Wednesday, December 3, 1997 Published at 19:53 GMT
Japan: Banking crisis
Yamaichi was Japan's third largest broker of stocks and securities
The news that one of Japan's biggest financial institutions, Yamaichi Securities, has gone bankrupt owing billions of dollars has been greeted by share price falls around the world, and the voicing of fears that Japan's troubled economy could lead the whole world into recession. Economics analyst Richard Walker considers what has gone wrong in Japan.
Yamaichi Securities was Japan's third largest broker of stocks and securities. It's not the first large Japanese company to go bankrupt this year, and it may not even be the last.
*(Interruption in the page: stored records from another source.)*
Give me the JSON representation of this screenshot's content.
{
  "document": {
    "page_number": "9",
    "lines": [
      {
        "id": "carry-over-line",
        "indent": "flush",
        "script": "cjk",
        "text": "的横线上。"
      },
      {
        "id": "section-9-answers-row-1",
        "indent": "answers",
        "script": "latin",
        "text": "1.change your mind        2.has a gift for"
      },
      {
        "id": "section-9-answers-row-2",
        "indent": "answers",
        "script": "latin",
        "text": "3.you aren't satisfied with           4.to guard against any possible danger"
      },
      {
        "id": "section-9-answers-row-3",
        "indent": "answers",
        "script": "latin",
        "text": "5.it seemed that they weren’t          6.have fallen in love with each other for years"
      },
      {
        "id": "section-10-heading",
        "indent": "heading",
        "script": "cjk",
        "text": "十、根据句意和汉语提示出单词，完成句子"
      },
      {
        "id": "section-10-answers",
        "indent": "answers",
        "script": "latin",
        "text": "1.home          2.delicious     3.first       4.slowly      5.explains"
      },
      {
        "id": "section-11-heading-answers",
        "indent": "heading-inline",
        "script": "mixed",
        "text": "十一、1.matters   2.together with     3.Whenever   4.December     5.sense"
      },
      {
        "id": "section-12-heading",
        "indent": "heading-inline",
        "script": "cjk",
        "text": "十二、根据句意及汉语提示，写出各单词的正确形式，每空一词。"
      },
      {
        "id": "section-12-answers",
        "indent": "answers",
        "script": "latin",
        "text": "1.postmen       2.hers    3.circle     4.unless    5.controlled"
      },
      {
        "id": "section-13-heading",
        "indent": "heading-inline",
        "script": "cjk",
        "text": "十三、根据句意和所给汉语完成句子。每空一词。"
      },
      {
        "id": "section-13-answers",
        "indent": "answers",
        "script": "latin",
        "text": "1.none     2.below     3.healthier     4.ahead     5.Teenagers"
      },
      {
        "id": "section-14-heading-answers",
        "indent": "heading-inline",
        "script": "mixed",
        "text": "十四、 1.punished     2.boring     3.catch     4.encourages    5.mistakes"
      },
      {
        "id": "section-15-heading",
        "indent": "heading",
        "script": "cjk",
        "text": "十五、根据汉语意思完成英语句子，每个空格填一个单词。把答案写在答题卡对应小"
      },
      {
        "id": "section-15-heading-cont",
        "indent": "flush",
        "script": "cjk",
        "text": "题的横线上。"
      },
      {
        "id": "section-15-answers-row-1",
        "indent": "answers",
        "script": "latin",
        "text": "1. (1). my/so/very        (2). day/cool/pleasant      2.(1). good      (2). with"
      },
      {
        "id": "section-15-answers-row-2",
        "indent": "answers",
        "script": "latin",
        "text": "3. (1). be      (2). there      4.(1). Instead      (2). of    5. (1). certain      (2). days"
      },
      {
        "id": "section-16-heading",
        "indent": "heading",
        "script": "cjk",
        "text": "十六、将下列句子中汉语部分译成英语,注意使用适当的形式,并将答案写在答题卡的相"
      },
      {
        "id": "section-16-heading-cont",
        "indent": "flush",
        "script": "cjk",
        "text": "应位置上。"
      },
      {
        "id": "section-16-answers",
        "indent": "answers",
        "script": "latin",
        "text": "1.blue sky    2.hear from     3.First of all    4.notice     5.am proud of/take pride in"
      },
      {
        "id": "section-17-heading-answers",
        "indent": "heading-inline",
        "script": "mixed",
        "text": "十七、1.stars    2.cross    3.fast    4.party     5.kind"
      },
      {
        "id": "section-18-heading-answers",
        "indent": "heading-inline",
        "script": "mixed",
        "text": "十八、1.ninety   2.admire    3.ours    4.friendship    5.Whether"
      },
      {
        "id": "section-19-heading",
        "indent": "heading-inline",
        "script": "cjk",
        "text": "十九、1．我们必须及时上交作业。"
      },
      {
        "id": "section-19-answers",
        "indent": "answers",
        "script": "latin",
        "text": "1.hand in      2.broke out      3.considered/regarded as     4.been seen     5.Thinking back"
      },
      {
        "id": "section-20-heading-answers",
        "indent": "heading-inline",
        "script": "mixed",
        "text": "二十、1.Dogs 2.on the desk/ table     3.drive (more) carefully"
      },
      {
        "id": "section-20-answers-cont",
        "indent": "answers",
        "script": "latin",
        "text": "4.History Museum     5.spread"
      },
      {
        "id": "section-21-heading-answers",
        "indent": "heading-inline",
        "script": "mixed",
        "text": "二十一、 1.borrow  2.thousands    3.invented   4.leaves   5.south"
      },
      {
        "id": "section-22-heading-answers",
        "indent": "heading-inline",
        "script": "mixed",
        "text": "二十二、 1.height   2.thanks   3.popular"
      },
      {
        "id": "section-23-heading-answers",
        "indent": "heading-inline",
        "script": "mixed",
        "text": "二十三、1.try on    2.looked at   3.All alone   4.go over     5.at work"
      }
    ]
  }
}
So this collapse has not come as a surprise to the financial community: The top management of the company quit earlier this year after the company owned up to a racketeering scandal, and it had been known for several years that Yamaichi was losing money. According to Jachir Retash Rita of Deutsche Morgan Grenfell in Tokyo, Yamaichi had been living on borrowed time: "It should have been allowed to happen ages ago - I think the fact of the matter is better late than never. But it might have been a bit too late."
The boom years
Yamaichi's problems are the problems of the whole Japanese economy, and
they have their roots in the boom years of the late 1980s.
The trouble was that much of this investment was being financed by an extraordinary boom in property and share prices. Property and shares were used as security for huge bank loans - and when the property markets and stock markets suddenly crashed at the beginning of the nineties the whole spiral of borrowing, asset price inflation and investment came to a full stop.
And despite many government initiatives to kick start demand, Japan's economy has remained fairly stagnant for the last six years. The stock market has been flat too, making it difficult for companies like Yamaichi to make profits.
Political will to reform the system
Ever since the so-called 'bubble economy' burst, there have been persistent fears that Japan's big banks had so many bad loans on their books that the whole Japanese financial system was in danger of collapse. That appeared to be the first thought of many when the news of Yamaichi's collapse came through.
But Yamaichi Securities is not a bank - it doesn't lend money, it only invests it on behalf of clients.
According to Richard Werner of stockbrokers Jardine Fleming in Tokyo, Japan's banks have in fact already made great progress in strengthening their balance sheets: "The good banks have already cleaned up their balance sheets. And that means that they are beginning to lend again, because as you get rid of the bad debt, they can lend again, and that creates new money which creates an economic recovery."
How much the Japanese financial institutions have improved their underlying financial positions remains to be seen, but they have been under strong pressure from a government keen to reform the sector before next spring, when the Japanese financial market is due to be deregulated and when Japanese institutions will for the first time face real competition from efficient global operators.
Some argue that Japan is actually on the threshold of a period of strong growth, and the failure of a company like Yamaichi only goes to show how much more open and confident the management of the Japanese economy is becoming. In the past, as when Yamaichi faced bankruptcy in the mid-1960s, the government would have poured public money into such a failing company to keep it on its feet.
Others say the Yamaichi collapse is only the first of many bankruptcies, as the turmoil in other Asian economies begins to hit Japan. But Richard Werner says Japan has already had its bad times. The rest of Asia that will stagnate for the next few years:
"In terms of timing Asia is now where Japan was in 1991 or 1992, at the beginning of a five year recession while Japan is emerging from a five year recession. But it's precisely because of the problems in Asia that Japan now needs to clean up its act, and that is now happening," he said.
The question is, which of these two scenarios is the right one? If Japan - the world's second biggest economy - is dragged back down into a recession, the rest of the world will soon know about it, and feel it too.